SIX NATIONS — The Woodland Cultural Centre and the “Save the Evidence” campaign are currently taking part in a contest during the month of June called The Great Canadian Giving Challenge via CanadaHelps.org.
The Great Canadian Giving Challenge is a national public contest created to benefit any registered Canadian charity. For this challenge, every $1 raised is equivalent to one chance to win an additional $20,000 on top of the raised funds. For example: $100 is equal to 100 chances. One lucky charity will receive this new grand prize (which is double the normal amount) from CanadaHelps, as they know the charitable sector has been hit hard by COVID-19.
The Save the Evidence campaign is a fundraising campaign through the Woodland Cultural Centre to raise money for the complete restoration of the Mohawk Institute Residential School, one of the last residential schools still standing in Canada.
In 2013, major roof leaks at the Mohawk Institute caused significant and costly damage to the building. With such large costs to repair the building, the Woodland Cultural Centre conducted several community consultations to gauge the level of support from the community in favor of its restoration. The results were overwhelming, with more than 98% in favor.
In response, the Save the Evidence campaign was born. It’s goals in raising funds are not only for repair and restoration, but also to ensure that the physical evidence of the dark history of Residential Schools in Canada is never forgotten.
Three years ago, the WCC launched a video series called Survivor Stories, and is a series of interviews from surviving community members that attended the Mohawk Institute. The grand prize from CanadaHelps would allow the Woodland Cultural Centre to continue their important work with Mohawk Institute survivors, ensuring their history and stories are preserved.
“This $20,000 prize would allow us to travel to different communities and record more Survivor Stories” says Layla Black, Marketing Coordinator at the WCC.
The Woodland plans to use the money raised to travel throughout their support communities to collect and record stories of survivors and generational survivors of residential schools.
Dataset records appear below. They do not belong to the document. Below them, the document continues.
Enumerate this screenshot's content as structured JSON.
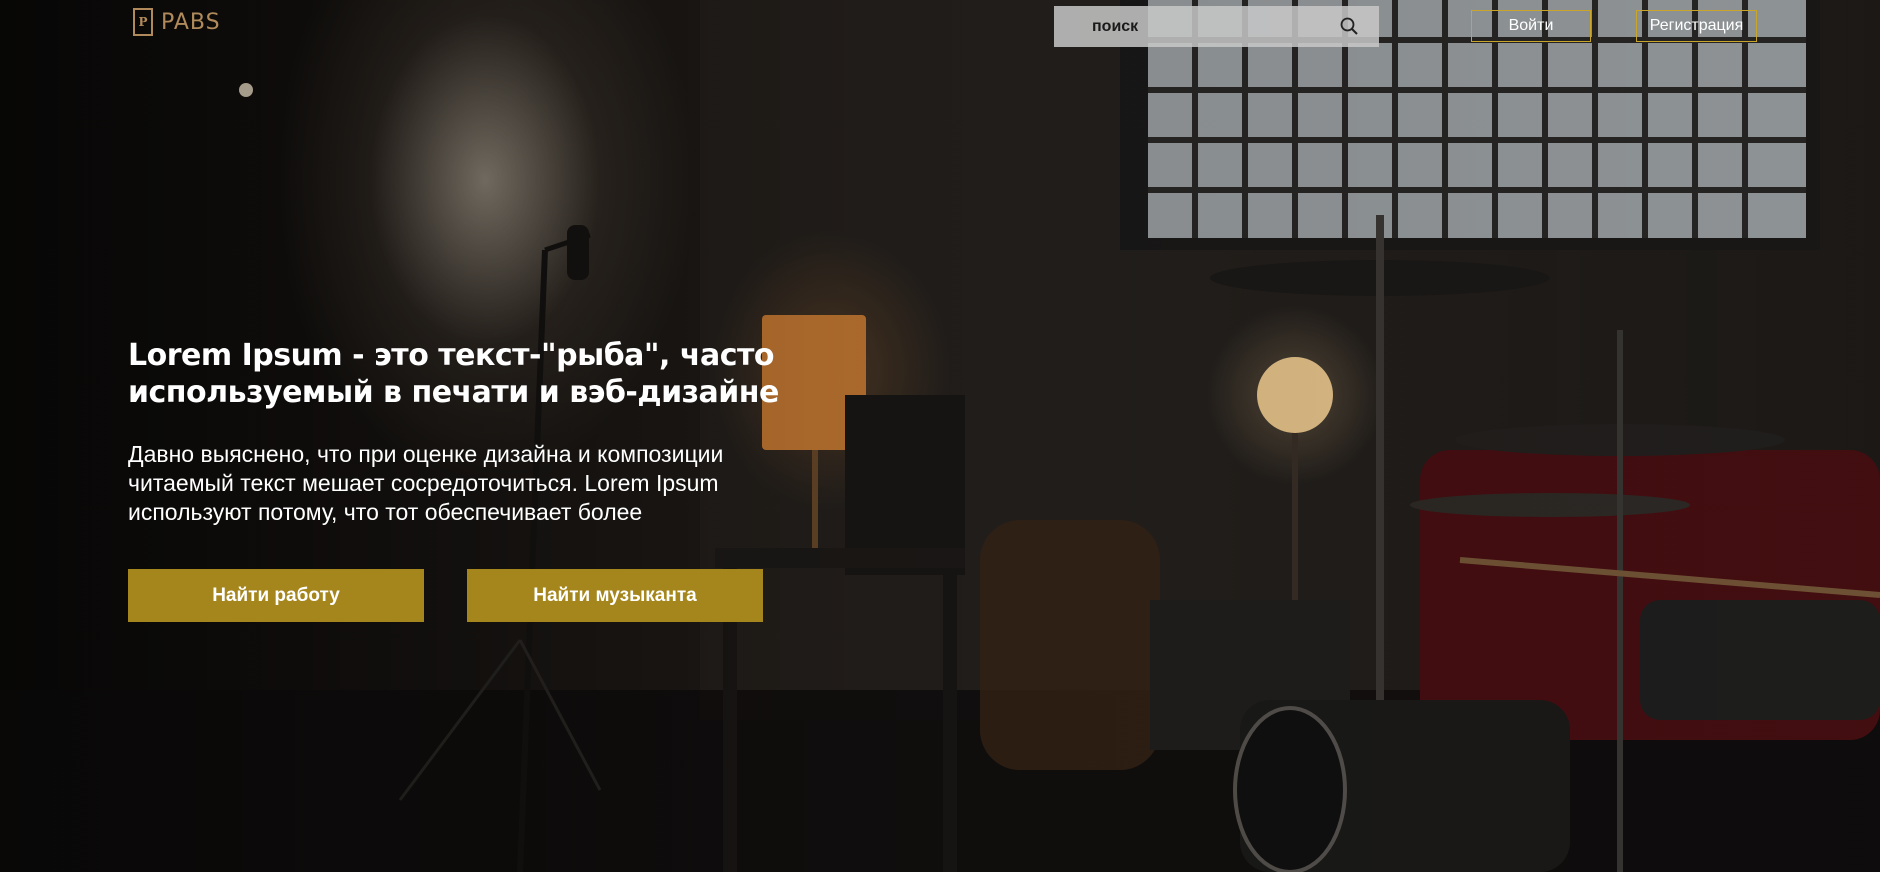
{
  "header": {
    "logo_mark": "P",
    "logo_text": "PABS",
    "search_placeholder": "поиск",
    "login_label": "Войти",
    "register_label": "Регистрация"
  },
  "hero": {
    "headline": "Lorem Ipsum - это текст-\"рыба\", часто используемый в печати и вэб-дизайне",
    "subtext": "Давно выяснено, что при оценке дизайна и композиции читаемый текст мешает сосредоточиться. Lorem Ipsum используют потому, что тот обеспечивает более",
    "find_job_label": "Найти работу",
    "find_musician_label": "Найти музыканта"
  },
  "colors": {
    "accent": "#a5861c",
    "accent_border": "#c9a62a",
    "logo": "#b08a5a",
    "text": "#ffffff"
  },
  "icons": {
    "search": "search-icon",
    "logo": "logo-icon"
  }
}
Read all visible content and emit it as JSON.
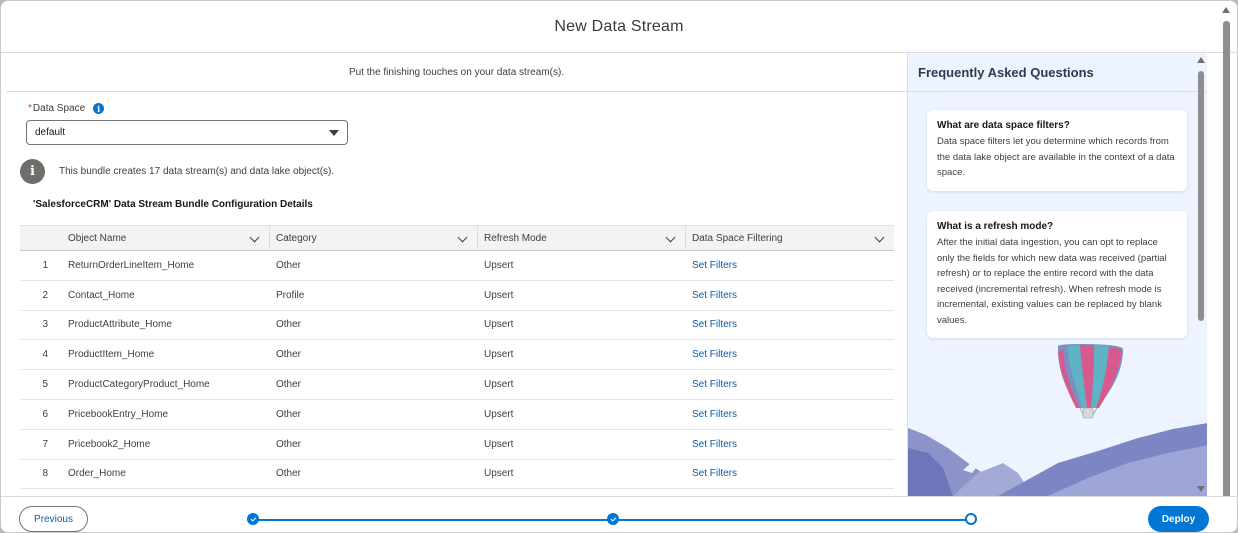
{
  "modal": {
    "title": "New Data Stream"
  },
  "main": {
    "subtitle": "Put the finishing touches on your data stream(s).",
    "data_space": {
      "required_mark": "*",
      "label": "Data Space",
      "value": "default"
    },
    "notice": "This bundle creates 17 data stream(s) and data lake object(s).",
    "bundle_title": "'SalesforceCRM' Data Stream Bundle Configuration Details",
    "table": {
      "columns": [
        "Object Name",
        "Category",
        "Refresh Mode",
        "Data Space Filtering"
      ],
      "rows": [
        {
          "num": "1",
          "name": "ReturnOrderLineItem_Home",
          "category": "Other",
          "mode": "Upsert",
          "filter": "Set Filters"
        },
        {
          "num": "2",
          "name": "Contact_Home",
          "category": "Profile",
          "mode": "Upsert",
          "filter": "Set Filters"
        },
        {
          "num": "3",
          "name": "ProductAttribute_Home",
          "category": "Other",
          "mode": "Upsert",
          "filter": "Set Filters"
        },
        {
          "num": "4",
          "name": "ProductItem_Home",
          "category": "Other",
          "mode": "Upsert",
          "filter": "Set Filters"
        },
        {
          "num": "5",
          "name": "ProductCategoryProduct_Home",
          "category": "Other",
          "mode": "Upsert",
          "filter": "Set Filters"
        },
        {
          "num": "6",
          "name": "PricebookEntry_Home",
          "category": "Other",
          "mode": "Upsert",
          "filter": "Set Filters"
        },
        {
          "num": "7",
          "name": "Pricebook2_Home",
          "category": "Other",
          "mode": "Upsert",
          "filter": "Set Filters"
        },
        {
          "num": "8",
          "name": "Order_Home",
          "category": "Other",
          "mode": "Upsert",
          "filter": "Set Filters"
        }
      ]
    }
  },
  "faq": {
    "title": "Frequently Asked Questions",
    "items": [
      {
        "q": "What are data space filters?",
        "a": "Data space filters let you determine which records from the data lake object are available in the context of a data space."
      },
      {
        "q": "What is a refresh mode?",
        "a": "After the initial data ingestion, you can opt to replace only the fields for which new data was received (partial refresh) or to replace the entire record with the data received (incremental refresh). When refresh mode is incremental, existing values can be replaced by blank values."
      }
    ]
  },
  "footer": {
    "previous": "Previous",
    "deploy": "Deploy"
  },
  "colors": {
    "brand": "#0176d3",
    "link": "#0b5cab",
    "faq_bg": "#eef4ff"
  }
}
Protecting oral histories such as these is integral to what the WCC does at the Save the Evidence campaign. The children of future generations will in turn be able to learn from these stories.
The Save the Evidence campaign and the WCC are asking donors to support the campaign by donating whatever they can so they have more chances to win the $20,000 grand prize from the Great Canadian Giving Challenge. All funds raised will help them to reach their goal of completing their historic and monumental project to preserve the Mohawk Institute Indian Residential School as a “site of conscience” for all future generations.
“Speaking with survivors has been the most rewarding and educational part of working at the Woodland Cultural Centre” Black told TRT staff.
“Their stories have helped me understand my ow trauma and given me strength and courage to relearn my language and culture. More people need to hear these stories and more stories need to be captured.”
Oral tradition has been how Indigenous people have passed down knowledge for thousands of years, and the WCC, Save the Evidence campaign and Survivor Stories believes that these stories need to be heard by all.
For more information on the campaign, the challenge, history on the Mohawk Institute and information on how to donate, visit www.woodlandculturalcentre.ca.